The residents of New South Wales are in for another day of wild weather after heavy rains, mammoth waves and strong winds bombarded the state’s coastal areas yesterday. A trough and low system is expected to generate powerful winds, heavy rainfall and huge waves in the eastern parts of NSW and showers in parts of eastern Victoria along with the alpine snow. In the meantime, a front and trough in Western Australia are also set to bring stormy winds and falls to the southwest. Elsewhere a high is set to bring about dryness as well as the south coast.
Below is a quick outlook of weather throughout Australia, July 17.
THE NATIONAL FORECAST
Vic will be mostly sunny and chilly in the southwest with showers accompanied with cold experienced in the southeast. The north will experience fog before sunshine sets in and later cool-to-cold temperatures.
A strong wind alert is in place tonight through to midnight for the East Gippsland coast.
Melbourne is expected to be mostly sunny, with temperature lows of 7 degrees Celsius and a top of 15 degrees Celsius.
The city is also set to witness fog for the next couple of mornings, with the thickest possibly happening tomorrow morning.
East of Queensland is set to experience sunny then cool-to-mild. The northwest parts will experience sunny and later cool-to-cold weather. It will be mostly sunny and then cold in the southwest of Queensland.
Strong winds alert are in place for Cooktown Coast, Peninsula Coast, Gold Coast Waters and Sunshine Coast Waters.
Brisbane is forecast to be sunny with temperature lows of 10 degrees Celsius and tops of 22 degrees Celsius.
New South Wales and ACT
The northeast parts of NSW are expected to have windy and cool-to-cold weather with showers and cool-to-cold weather being recorded in the southeast. The Alps will be windy and the west mostly sunny and later cool-to-cold weather.
Today there’s a warning issued for gale winds in the Coffs Coast, Byron Coast, Hunter Coast, Macquarie Coast, Sydney Coast as well as the Illawarra Coast, with strong wind warnings being in place for Eden Coast, Sydney Closed Waters and the Batemans Coast.
The forecast surf and swell conditions will be hazardous for various coastal activities such as boating, swimming and rock fishing on the Coffs, Byron, Sydney, Hunter, Macquarie, Batemans, Illawarra and Eden Coasts.

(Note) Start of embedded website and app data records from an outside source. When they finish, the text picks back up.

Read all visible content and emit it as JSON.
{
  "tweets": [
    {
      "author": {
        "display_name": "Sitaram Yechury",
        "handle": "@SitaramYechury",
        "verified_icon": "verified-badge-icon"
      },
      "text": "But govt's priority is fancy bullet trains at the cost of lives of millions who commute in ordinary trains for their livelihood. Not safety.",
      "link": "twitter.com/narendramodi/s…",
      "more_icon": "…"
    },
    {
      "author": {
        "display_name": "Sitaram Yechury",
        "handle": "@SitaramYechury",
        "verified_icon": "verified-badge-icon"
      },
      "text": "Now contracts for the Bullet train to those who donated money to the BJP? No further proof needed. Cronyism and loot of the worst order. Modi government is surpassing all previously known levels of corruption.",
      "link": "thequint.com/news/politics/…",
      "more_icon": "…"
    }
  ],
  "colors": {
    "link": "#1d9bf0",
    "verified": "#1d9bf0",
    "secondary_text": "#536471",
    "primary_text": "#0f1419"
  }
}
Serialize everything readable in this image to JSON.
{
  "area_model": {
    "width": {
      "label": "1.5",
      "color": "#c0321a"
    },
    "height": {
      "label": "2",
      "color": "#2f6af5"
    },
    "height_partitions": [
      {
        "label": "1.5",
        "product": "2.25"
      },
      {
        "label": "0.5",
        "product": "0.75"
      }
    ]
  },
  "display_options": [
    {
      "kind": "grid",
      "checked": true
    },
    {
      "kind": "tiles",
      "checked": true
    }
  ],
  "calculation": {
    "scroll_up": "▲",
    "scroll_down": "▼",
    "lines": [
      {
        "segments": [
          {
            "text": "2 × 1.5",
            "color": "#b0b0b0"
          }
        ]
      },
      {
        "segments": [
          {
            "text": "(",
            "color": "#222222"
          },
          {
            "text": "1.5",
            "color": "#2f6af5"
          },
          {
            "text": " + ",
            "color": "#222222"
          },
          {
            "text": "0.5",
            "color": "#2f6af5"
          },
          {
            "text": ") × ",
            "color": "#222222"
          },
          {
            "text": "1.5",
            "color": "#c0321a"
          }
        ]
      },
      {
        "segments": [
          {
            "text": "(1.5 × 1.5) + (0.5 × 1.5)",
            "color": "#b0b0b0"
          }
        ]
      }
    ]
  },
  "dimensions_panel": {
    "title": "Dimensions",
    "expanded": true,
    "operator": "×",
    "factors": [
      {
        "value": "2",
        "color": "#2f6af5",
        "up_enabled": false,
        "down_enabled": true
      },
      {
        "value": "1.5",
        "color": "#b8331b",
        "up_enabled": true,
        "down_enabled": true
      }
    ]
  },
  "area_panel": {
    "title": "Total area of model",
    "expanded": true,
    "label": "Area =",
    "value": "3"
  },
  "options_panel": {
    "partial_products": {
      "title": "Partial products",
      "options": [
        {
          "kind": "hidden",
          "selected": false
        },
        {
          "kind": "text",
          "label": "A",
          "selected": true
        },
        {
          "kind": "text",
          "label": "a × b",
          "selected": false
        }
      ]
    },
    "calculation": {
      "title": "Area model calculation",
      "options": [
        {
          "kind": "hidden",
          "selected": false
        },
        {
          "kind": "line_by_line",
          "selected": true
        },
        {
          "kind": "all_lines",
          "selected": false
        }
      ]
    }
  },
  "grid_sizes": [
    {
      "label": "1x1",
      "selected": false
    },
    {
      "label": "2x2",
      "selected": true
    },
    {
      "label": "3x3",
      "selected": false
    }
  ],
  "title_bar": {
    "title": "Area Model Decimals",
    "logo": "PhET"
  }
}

Sydney is expected to be windy with showers and low temps of 11 degrees and max of 17 degrees. The city will be expected to warm to 18 degrees on Saturday, which is likely to make it the longest period of below 18 degrees in a span of 10 years.
Canberra is expected to be mostly cloudy with low temps of 2 degrees and maximum of 12 degrees.
SA will be mostly sunny with cold-to-very cold in parts of central and southeast. Sunny as well as cool-to-mild weather will be witnessed in the north and west.
Adelaide is forecast to be sunny with lows of 7 degrees and max of 17 degrees Celsius after Adelaide airport yesterday recorded its wintry day in 22 years, before warming to a high of 9.9C.
Late showers and cool-to-cold weather are expected in parts of the southwest. The south will receive both sunny and cool-to-cold weather. The north is set to experience sunny and warm weather.
There’s a warning in place for strong wind all through to midnight tonight for both the Leeuwin and Albany coasts.
Perth could experience showers with low temps of 10 and highs of 18 degrees Celsius.
Sunny and warm weather is expected in the Northern Territory’s Top End. Arnhem will be mostly sunny with mild-to-warm weather. The interior will experience sunny and cool weather with the south recording frost before sunny and cool-to-cold weather sets in. Darwin is expected to be generally sunny.
Southwest Tasmania will be mostly sunny and later cold. The southeast is likely to experience fog before becoming sunny and later cold. The northwest is expected to be sunny then later cold, will rainfall and cold being experienced in the northeast.
Hobart should brace for showers and low temps of 5 degrees and highs of 11 degrees.
For regular weather updates and information on storms and hail see Storm Assist at stormassist.com.au.